Queue long list of Apple fanboys to blindly defend it...
The only thing on an iPhone which interests me is the Apple dock connector, allowing it to copulate with my assorted iPod speaker systems. The adoption of ADC by the majority of electronics accessory manufacturers now restricts my choice of replacement mp3 player when my iPod eventually dies.
Bring on an anti-trust suit against the Apple for the ADC.
The time has come for it to be made legal for all phone/mp3 manufacturers to be able to produce devices with a built-in ADC (subject to a fair licence fee) so that the mobile phone market does not become so distorted as the mp3 player market.
.... but running the juice-monitor application 24/7 will itself no doubt lead to significantly reduced battery life, sigh.
To achieve anything like respectable battery run times with my S60 phone I need to shut down those apps like a tyrant as soon as they're done with. Leave a few running by accident and the battery runs flat in no time.
Self-destructing apps, now that would be useful for preserving battery life. A bit of code that could be added to any application or service so that if it has not been used/accessed within a user-defined period of time, it closes on its own.
Jeez, the existing EU Distance Selling Directive apparently already entitles savvy/dozy web-shoppers to buy goods online, dick about with them so they are 'second hand' and then demand their money back including delivery costs both ways. Now they want to make it even worse for online retailers.
Most bricks and mortar shops wouldn't allow customers to return non-faulty items after using/wearing them for a refund - let alone include the return costs of transport to the shop for both visits including parking fees. Why should this be different for online purchases?
Shopping online allows buyers to easily compare prices at many outlets at no expense and then conveniently have the goods delivered instead of having to visit a shop. The trade-off is that you don't get to 'handle the goods'. Yes, there is a trade-off, but this should be recognised and emphasised, not eliminated with draconian legislation. Many goods sold online have detailed descriptions, access to pdf user manuals, hi-res images, and reviews etc. In a shop you get the box, a price, and a lousy teenage weekend sales assistant who hasn't a clue.
This is all fucked-up and it looks like it's going to get worse.
Will this fit into an iPod dock for charging on my swanky iPod music system in the kitchen and play my favourite tunes at the same time?
Can I dock it in my snazzy 'Halo' iPod dock alarm clock to charge overnight?
Will it dock with my, etc., etc.
I can see a global anti-trust action coming for use of the iPod dock connector for non-iPod devices. Either that, or this thing and anything else like it just won't get off the ground.
C'mon Google, use some of that Google gold to prise the dock connector into the public domain, maybe then you really can invent the Satan Phone.
My five year old son doesn't "have a camera on his phone(s) already".
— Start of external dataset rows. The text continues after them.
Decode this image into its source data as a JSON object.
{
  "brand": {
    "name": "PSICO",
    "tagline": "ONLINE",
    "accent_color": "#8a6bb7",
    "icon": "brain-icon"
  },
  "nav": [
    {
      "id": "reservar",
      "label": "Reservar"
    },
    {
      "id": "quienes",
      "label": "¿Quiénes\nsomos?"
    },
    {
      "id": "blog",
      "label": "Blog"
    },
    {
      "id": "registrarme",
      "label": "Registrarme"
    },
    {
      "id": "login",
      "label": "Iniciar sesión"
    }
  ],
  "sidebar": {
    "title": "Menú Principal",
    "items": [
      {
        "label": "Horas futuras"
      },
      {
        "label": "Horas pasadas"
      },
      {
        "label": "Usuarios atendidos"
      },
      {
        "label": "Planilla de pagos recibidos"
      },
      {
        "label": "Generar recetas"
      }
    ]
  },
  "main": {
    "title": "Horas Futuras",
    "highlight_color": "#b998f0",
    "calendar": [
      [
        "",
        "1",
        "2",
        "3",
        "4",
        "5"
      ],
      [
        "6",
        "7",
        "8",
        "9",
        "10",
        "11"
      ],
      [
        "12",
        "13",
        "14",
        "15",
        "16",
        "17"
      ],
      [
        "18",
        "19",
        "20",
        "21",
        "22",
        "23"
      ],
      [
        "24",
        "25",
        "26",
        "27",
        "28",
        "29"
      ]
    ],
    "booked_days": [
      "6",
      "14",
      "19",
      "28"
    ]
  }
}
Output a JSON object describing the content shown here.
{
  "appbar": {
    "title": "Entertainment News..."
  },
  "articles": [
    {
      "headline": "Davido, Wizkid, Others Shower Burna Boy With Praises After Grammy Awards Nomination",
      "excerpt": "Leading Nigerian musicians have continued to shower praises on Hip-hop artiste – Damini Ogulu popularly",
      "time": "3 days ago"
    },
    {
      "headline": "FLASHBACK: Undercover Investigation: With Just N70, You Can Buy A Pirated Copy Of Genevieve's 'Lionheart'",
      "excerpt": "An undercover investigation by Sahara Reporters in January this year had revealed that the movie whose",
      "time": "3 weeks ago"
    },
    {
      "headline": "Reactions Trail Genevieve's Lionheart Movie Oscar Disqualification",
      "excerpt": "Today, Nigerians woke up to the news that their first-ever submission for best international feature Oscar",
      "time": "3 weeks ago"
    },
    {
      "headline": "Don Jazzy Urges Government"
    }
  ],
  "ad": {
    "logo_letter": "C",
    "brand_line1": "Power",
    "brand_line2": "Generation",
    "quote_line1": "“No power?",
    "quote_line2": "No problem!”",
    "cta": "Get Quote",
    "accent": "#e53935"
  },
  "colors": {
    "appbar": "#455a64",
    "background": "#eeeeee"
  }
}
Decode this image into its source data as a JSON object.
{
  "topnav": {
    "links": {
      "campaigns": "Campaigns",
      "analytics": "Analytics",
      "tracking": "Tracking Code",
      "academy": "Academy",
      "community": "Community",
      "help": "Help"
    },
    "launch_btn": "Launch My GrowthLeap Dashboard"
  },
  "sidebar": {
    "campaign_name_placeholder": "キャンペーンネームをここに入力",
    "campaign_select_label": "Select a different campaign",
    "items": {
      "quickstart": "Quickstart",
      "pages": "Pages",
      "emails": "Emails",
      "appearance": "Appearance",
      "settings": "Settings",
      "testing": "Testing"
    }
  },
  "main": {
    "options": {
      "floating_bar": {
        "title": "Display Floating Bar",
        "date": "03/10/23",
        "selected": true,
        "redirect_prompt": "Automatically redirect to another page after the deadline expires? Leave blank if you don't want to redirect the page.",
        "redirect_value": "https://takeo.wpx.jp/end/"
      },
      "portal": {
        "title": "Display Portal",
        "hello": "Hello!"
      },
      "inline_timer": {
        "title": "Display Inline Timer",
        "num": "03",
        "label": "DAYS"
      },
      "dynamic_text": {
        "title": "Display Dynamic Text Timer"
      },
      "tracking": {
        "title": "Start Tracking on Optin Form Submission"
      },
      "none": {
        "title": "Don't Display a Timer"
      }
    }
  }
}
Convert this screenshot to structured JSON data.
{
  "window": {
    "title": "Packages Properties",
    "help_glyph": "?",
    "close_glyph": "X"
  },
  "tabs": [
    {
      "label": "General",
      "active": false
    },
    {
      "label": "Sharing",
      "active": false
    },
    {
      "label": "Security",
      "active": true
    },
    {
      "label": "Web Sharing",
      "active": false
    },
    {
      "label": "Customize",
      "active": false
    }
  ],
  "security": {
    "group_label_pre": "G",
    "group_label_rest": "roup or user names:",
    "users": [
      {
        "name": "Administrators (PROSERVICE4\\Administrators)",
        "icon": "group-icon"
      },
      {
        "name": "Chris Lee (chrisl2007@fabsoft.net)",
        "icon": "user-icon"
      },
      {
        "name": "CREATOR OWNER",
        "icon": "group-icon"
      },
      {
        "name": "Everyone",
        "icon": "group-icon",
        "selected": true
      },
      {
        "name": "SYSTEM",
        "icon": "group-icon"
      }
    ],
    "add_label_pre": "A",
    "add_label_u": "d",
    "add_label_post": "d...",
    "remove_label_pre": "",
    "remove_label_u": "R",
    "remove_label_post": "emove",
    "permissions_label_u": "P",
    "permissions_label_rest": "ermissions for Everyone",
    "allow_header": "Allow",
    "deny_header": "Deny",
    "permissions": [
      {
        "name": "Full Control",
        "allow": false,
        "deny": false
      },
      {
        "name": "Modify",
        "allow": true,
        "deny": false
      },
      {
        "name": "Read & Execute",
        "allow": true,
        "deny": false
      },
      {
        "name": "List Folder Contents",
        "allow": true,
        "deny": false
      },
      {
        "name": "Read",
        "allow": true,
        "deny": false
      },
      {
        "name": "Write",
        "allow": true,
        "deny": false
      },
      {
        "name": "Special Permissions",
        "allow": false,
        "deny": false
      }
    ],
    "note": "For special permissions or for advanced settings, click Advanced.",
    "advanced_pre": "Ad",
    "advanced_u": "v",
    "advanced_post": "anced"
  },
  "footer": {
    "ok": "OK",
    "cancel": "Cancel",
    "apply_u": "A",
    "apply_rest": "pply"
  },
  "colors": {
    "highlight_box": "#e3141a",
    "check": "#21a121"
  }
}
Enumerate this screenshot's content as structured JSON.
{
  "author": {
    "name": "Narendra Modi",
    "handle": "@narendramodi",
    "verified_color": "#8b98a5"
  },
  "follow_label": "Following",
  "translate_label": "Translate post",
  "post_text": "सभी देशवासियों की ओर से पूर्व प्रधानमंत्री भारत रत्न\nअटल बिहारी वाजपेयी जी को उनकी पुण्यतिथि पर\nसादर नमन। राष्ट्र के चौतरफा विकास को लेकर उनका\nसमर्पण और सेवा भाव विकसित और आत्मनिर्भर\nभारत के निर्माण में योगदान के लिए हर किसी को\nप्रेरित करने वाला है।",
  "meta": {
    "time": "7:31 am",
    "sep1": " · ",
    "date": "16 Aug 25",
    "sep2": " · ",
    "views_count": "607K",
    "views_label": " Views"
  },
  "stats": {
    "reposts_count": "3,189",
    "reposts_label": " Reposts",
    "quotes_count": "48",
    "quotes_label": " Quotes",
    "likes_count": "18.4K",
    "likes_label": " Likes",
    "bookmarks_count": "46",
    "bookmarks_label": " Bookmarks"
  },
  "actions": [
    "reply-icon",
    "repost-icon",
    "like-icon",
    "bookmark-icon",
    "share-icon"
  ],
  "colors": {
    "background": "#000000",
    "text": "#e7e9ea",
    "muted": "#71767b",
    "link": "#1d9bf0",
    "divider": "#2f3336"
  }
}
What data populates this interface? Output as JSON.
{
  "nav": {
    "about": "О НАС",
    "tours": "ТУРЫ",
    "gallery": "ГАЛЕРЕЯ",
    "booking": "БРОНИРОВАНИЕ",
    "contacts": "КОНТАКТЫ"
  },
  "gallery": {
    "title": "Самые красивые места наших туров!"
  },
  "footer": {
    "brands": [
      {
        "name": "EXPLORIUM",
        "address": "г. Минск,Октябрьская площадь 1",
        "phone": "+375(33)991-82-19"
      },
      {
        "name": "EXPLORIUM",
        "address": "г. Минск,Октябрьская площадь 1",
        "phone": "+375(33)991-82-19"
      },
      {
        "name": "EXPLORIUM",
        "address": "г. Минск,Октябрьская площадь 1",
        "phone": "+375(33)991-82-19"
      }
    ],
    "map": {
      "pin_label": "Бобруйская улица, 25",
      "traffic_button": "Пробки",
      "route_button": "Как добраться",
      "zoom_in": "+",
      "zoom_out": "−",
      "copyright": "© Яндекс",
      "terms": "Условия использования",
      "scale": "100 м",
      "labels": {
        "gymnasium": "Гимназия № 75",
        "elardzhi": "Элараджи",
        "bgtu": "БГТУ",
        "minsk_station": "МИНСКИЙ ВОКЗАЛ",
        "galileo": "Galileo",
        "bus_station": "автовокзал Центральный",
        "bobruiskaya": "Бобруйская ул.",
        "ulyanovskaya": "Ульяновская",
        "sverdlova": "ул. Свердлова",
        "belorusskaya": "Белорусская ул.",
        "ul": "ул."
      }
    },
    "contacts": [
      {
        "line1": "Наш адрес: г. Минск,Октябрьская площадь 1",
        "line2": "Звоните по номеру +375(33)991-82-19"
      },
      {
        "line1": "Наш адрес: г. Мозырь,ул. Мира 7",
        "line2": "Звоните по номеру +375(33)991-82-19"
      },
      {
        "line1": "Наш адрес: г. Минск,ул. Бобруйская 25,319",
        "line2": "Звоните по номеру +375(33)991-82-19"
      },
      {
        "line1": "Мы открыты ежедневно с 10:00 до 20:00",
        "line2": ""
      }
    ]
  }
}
These little toys are for kids. The grown ups surely buy a PSP? The camera add-on for a PSP is £35, so the inclusion in this new DSi is nice for kids who will get a kick out of taking the odd picture or mini-video with their toy hand-held games gadget.
I'm sure it'll be a runaway success, even if it is crap compared to a PSP.
Raises hand to ask question. I don't get it. If they can do a laptop for £299 with a screen and battery included, why is this thing £100 more? I can see a big market for these mini desktops now every man and his uncle has a 42"+ monitor sat in their lounge, but not at more than £150-200. After all, anyone wanting a full blown media centre will buy/build the beast. These little tiddlers are just right for a casual bit of surfing with your TV dinner on your lap, but currently too expensive for such infrequent use.
At the risk of sounding trite. Why do you all assume that the 'Roadrunner Hypercomputer' actually has to be in a vehicle to control it? Surely only sensors and communication are required in the vehicle. Roadrunner can control its vast army of war machines from its bunker in complete safety and wipe us all out with impunity, no problem.
We now need a back-up network of EMP satellites just in case it does decide to 'rise'. Unless, 'they' have them up there already.